Missing from the series will be Ben Zobrist, still on the disabled list with a dislocated thumb. Depending on the matchup, he's either the Rays' second or third best hitter, so these will be the ugliest matchup graphs I've shown you in some time.
Here is an interactive graph of batter-pitcher matchup projections for every game of the series. The matchup projections come from a tool I made with Jason Hanselman (Dock of the Rays) that incorporates Bojan Koprivica's research on regressing platoon splits and ZiPS projections. The grey line is at an average wOBA of .320.
Thanks to Jason's work, these projections are now park-adjusted. The overall and vs. average L/R pitchers displayed are park-neutral, and the matchup is paced in the park where it will be played.
The most salient characteristic of Drew Pomeranz is his ridiculously wide split for a starter. Even regressing that split, I have Pomeranz at 9% worse than average against righties, and 10% better than average against lefties. So much of the quality in the Rays lineup comes from the left-handed Matt Joyce, James Loney, and David DeJesus, and of those three, only Loney is liable to play, but this is the type of game where the Rays platoon bats of Logan Forsythe, Sean Rodriguez, and Brandon Guyer can, and perhaps must succeed.
Erik Bedard vs. Tom Milone, 7:10
Milone, also a lefty, is a much more balanced pitcher. He's around average against hitters on both sides of the plate, which I think will actually make him a little bit more difficult on the Rays. He'll still keep Joyce and DeJesus on the bench, but he doesn't automatically make the coterie of right-handed Rays toward the right side of the chart a strong play, either.
Chris Archer vs. Sony Gray, 4:05

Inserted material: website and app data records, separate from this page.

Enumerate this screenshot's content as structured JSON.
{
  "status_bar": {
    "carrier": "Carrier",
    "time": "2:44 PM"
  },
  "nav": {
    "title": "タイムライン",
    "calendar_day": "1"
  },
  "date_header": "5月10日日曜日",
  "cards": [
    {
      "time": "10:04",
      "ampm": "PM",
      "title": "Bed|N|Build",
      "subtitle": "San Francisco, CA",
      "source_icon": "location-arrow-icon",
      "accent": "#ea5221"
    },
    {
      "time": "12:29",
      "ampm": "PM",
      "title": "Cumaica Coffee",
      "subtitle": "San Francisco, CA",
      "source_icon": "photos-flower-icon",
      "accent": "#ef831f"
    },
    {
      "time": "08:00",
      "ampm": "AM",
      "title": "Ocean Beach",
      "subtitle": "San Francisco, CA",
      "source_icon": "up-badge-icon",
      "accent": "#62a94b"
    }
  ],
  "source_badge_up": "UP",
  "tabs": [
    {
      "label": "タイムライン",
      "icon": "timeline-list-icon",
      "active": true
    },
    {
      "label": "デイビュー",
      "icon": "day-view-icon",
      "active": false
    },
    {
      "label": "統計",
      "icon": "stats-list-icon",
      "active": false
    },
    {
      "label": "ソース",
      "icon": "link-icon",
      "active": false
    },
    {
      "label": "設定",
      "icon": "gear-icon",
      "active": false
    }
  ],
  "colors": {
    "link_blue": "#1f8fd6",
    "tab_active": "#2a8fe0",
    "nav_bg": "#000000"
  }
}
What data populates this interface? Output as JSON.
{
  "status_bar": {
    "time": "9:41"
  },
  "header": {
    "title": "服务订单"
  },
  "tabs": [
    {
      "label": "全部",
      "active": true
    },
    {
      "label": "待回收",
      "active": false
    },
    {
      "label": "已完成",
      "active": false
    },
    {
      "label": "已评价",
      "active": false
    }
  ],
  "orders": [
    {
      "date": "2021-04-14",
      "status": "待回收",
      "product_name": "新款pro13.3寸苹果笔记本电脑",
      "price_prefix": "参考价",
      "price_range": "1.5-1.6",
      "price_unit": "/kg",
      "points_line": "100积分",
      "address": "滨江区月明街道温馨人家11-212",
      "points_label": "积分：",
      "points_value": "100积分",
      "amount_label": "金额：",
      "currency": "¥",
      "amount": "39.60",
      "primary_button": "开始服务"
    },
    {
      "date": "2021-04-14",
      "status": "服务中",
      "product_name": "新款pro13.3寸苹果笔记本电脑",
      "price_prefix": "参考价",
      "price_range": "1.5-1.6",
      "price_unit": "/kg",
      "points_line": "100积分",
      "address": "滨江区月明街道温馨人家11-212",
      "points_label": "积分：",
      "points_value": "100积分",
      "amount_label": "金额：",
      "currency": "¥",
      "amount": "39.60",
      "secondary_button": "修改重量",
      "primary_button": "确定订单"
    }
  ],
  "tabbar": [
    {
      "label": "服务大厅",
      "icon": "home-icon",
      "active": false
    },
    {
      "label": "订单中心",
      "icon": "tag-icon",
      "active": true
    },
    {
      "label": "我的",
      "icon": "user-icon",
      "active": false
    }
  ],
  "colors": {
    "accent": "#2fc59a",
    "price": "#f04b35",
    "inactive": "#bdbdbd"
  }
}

The matchup of these two young right-handers gives a radically different look than that of the previous two games. Both Archer and Gray should be expected to be tough on righties (I've got both of them at about 10% more difficult than the average righty). The top hitters for both teams are all righties (Evan Longoria, Josh Donaldson, and Yoenis Cespedes), so this is a game where the middle tier of hitters needs to step up. With Ben Zobrist gone, the Athletics appear better positioned to do so. Rays fans better hope that Longo and Wil Myers can overcome their tough matchup, or that Matt Joyce goes off.